What is needed: Scan the entries below and extract each line with the word "network" in it.

[Excerpts from an interface dataset]
+---+

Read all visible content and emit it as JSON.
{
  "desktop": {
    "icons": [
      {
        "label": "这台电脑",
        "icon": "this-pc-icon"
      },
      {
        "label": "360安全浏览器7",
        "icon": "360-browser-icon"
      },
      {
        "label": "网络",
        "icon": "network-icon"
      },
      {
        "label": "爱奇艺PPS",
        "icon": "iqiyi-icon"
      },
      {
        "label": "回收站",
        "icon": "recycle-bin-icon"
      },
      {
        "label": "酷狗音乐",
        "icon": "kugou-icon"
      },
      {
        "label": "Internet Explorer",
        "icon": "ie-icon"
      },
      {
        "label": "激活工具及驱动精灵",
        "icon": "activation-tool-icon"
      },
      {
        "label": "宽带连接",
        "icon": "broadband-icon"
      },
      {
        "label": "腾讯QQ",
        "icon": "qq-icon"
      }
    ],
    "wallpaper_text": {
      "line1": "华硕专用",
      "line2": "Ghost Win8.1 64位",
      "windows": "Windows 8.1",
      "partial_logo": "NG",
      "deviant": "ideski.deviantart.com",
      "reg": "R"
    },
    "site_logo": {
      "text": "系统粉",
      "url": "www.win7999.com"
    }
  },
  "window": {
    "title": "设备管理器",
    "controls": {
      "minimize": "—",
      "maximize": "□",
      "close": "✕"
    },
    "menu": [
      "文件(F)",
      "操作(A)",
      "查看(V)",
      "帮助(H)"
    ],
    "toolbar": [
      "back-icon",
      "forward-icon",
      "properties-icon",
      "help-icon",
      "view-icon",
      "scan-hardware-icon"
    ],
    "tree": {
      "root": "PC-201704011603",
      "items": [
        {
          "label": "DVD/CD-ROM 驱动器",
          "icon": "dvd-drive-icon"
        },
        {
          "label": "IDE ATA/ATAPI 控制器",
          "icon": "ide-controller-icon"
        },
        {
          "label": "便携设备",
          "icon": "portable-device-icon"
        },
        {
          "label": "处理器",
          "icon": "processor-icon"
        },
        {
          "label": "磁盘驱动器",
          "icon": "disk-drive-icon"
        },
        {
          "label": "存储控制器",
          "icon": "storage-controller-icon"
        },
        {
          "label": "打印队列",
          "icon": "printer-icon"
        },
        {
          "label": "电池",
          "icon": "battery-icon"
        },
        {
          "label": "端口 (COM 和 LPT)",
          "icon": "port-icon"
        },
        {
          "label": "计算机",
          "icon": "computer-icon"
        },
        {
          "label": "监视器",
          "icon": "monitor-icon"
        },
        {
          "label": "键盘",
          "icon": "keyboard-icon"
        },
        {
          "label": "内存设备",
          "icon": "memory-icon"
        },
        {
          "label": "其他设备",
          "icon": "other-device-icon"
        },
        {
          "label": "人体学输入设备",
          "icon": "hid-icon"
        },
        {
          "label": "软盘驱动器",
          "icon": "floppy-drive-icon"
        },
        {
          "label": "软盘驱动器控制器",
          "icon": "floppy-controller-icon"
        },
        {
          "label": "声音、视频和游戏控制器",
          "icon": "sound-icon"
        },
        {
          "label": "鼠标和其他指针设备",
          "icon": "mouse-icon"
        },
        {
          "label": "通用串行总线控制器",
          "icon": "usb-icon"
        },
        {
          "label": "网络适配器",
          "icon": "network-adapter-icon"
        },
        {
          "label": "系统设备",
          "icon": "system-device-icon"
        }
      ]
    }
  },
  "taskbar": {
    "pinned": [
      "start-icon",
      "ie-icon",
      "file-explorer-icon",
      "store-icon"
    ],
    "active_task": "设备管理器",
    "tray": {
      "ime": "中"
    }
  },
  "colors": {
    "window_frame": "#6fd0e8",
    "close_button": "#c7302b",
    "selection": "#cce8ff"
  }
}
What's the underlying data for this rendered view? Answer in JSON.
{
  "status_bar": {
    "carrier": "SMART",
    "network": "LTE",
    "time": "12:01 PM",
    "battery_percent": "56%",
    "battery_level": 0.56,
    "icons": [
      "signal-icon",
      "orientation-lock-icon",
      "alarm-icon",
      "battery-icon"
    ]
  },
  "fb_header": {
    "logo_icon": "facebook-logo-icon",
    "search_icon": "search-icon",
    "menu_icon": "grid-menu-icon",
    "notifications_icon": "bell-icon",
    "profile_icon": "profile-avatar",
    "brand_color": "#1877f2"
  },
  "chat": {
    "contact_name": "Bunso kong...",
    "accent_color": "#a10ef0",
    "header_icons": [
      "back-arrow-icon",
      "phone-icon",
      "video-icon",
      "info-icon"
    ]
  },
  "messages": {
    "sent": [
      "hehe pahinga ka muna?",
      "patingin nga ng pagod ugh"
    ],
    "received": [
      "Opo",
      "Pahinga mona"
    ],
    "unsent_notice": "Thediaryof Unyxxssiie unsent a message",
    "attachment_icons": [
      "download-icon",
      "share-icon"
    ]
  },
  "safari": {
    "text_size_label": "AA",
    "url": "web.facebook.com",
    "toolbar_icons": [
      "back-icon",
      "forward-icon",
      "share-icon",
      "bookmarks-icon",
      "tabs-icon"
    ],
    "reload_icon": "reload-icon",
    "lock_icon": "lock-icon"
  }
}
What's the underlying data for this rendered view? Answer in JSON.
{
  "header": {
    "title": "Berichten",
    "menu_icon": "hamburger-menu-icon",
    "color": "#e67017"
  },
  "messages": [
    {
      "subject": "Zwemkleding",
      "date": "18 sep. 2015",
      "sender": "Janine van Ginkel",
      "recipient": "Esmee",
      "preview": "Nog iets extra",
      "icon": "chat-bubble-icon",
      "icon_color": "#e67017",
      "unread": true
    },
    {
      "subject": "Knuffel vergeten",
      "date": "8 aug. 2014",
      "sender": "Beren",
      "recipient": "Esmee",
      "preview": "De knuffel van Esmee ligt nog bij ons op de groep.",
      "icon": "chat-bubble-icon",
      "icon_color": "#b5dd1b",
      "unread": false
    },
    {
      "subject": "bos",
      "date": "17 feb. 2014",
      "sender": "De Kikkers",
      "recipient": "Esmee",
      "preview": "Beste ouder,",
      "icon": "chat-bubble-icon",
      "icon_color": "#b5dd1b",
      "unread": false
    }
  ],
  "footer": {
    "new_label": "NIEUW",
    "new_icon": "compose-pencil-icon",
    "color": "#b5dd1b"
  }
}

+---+

Written response:
        "icon": "network-icon"
          "icon": "network-adapter-icon"
    "network": "LTE",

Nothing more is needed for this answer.